But I guess if you hold the cards and you like the power, you are not likely to lead the way for change.

For instance, in the 2009-2010 legislative session Democrats held all the cards in Madison (majorities in the senate and assembly, and a Democratic governor). A bill was introduced that would have started the process of amending the Wisconsin Constitution to prevent, in effect, gerrymandering.

The bill died at the end of that session. Why? After all, Democrats held all the cards.

My guess is the Democrats were confident they would continue to hold all the cards after the 2010 election, thus giving them control over redistricting.


A few years later, with Republicans holding all the cards, Democrats sponsored a bill that called for an advisory referendum to see what the people think about whether we should do redistricting on a nonpartisan basis.

The bill died, with every single Republican in the Assembly voting against it.

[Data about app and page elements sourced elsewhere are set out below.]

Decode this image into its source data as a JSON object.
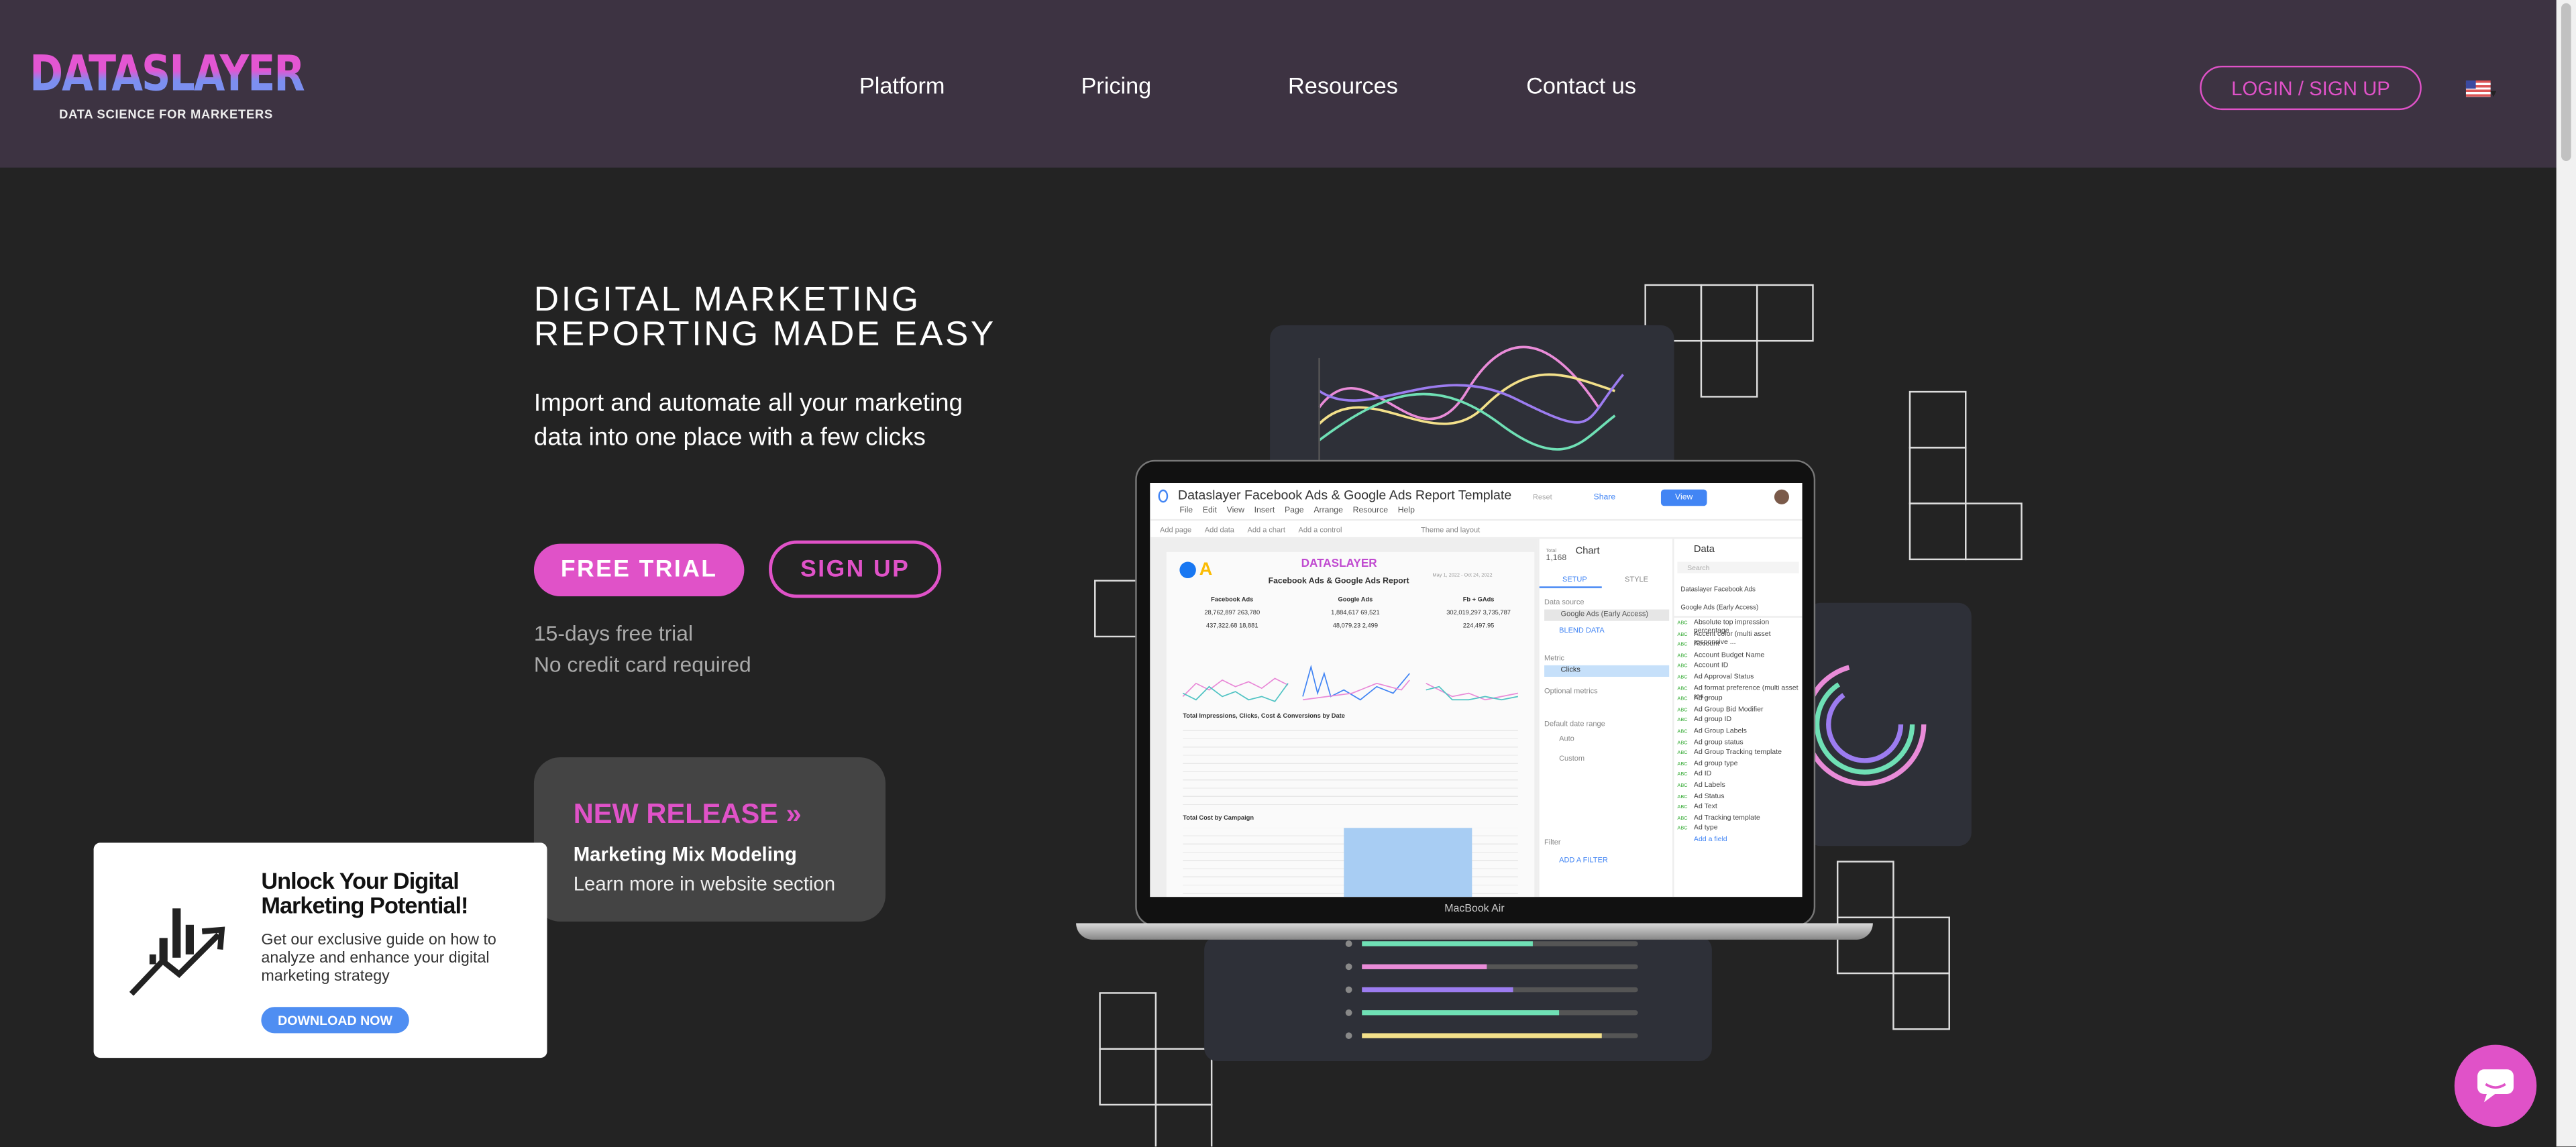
{
  "header": {
    "logo": "DATASLAYER",
    "logo_tagline": "DATA SCIENCE FOR MARKETERS",
    "nav": [
      "Platform",
      "Pricing",
      "Resources",
      "Contact us"
    ],
    "login_label": "LOGIN / SIGN UP",
    "language_icon": "us-flag-icon"
  },
  "hero": {
    "title_line1": "DIGITAL MARKETING",
    "title_line2": "REPORTING MADE EASY",
    "lead": "Import and automate all your marketing data into one place with a few clicks",
    "free_trial_label": "FREE TRIAL",
    "sign_up_label": "SIGN UP",
    "note1": "15-days free trial",
    "note2": "No credit card required"
  },
  "release": {
    "title": "NEW RELEASE »",
    "subtitle": "Marketing Mix Modeling",
    "desc": "Learn more in website section"
  },
  "promo": {
    "title": "Unlock Your Digital Marketing Potential!",
    "desc": "Get our exclusive guide on how to analyze and enhance your digital marketing strategy",
    "button": "DOWNLOAD NOW"
  },
  "colors": {
    "accent": "#e052c8",
    "header_bg": "#3d3342",
    "page_bg": "#232323",
    "promo_button": "#4f8ef2"
  },
  "laptop": {
    "label": "MacBook Air",
    "title": "Dataslayer Facebook Ads & Google Ads Report Template",
    "menu": [
      "File",
      "Edit",
      "View",
      "Insert",
      "Page",
      "Arrange",
      "Resource",
      "Help"
    ],
    "toolbar": [
      "Add page",
      "Add data",
      "Add a chart",
      "Add a control",
      "Theme and layout"
    ],
    "reset": "Reset",
    "share": "Share",
    "view": "View",
    "report": {
      "logo": "DATASLAYER",
      "title": "Facebook Ads & Google Ads Report",
      "date": "May 1, 2022 - Oct 24, 2022",
      "columns": [
        {
          "name": "Facebook Ads",
          "values": [
            "28,762,897",
            "263,780",
            "437,322.68",
            "18,881"
          ]
        },
        {
          "name": "Google Ads",
          "values": [
            "1,884,617",
            "69,521",
            "48,079.23",
            "2,499"
          ]
        },
        {
          "name": "Fb + GAds",
          "values": [
            "302,019,297",
            "3,735,787",
            "224,497.95"
          ]
        }
      ],
      "table1": "Total Impressions, Clicks, Cost & Conversions by Date",
      "table2": "Total Cost by Campaign"
    },
    "panel": {
      "total_label": "Total",
      "total": "1,168",
      "chart": "Chart",
      "tabs": [
        "SETUP",
        "STYLE"
      ],
      "data_source_label": "Data source",
      "data_source": "Google Ads (Early Access)",
      "blend": "BLEND DATA",
      "metric_label": "Metric",
      "metric": "Clicks",
      "optional": "Optional metrics",
      "date_range": "Default date range",
      "auto": "Auto",
      "custom": "Custom",
      "filter": "Filter",
      "add_filter": "ADD A FILTER"
    },
    "data": {
      "title": "Data",
      "search": "Search",
      "sources": [
        "Dataslayer Facebook Ads",
        "Google Ads (Early Access)"
      ],
      "fields": [
        "Absolute top impression percentage",
        "Accent color (multi asset responsive ...",
        "Account",
        "Account Budget Name",
        "Account ID",
        "Ad Approval Status",
        "Ad format preference (multi asset res...",
        "Ad group",
        "Ad Group Bid Modifier",
        "Ad group ID",
        "Ad Group Labels",
        "Ad group status",
        "Ad Group Tracking template",
        "Ad group type",
        "Ad ID",
        "Ad Labels",
        "Ad Status",
        "Ad Text",
        "Ad Tracking template",
        "Ad type"
      ],
      "add_field": "Add a field"
    }
  }
}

Third-party, anyone?

Election time is near. Since the legislature most recently shot down the idea of getting citizen-input through an advisory referendum, maybe we should have what we could call a reverse-referendum. Instead of the legislature asking us whether we prefer a nonpartisan system, we could ask them.

As we approach election time in November, a reverse-referendum question for every candidate for the State Senate, Assembly and Governor: do you favor a nonpartisan system for redistricting?

It's a straight-up question.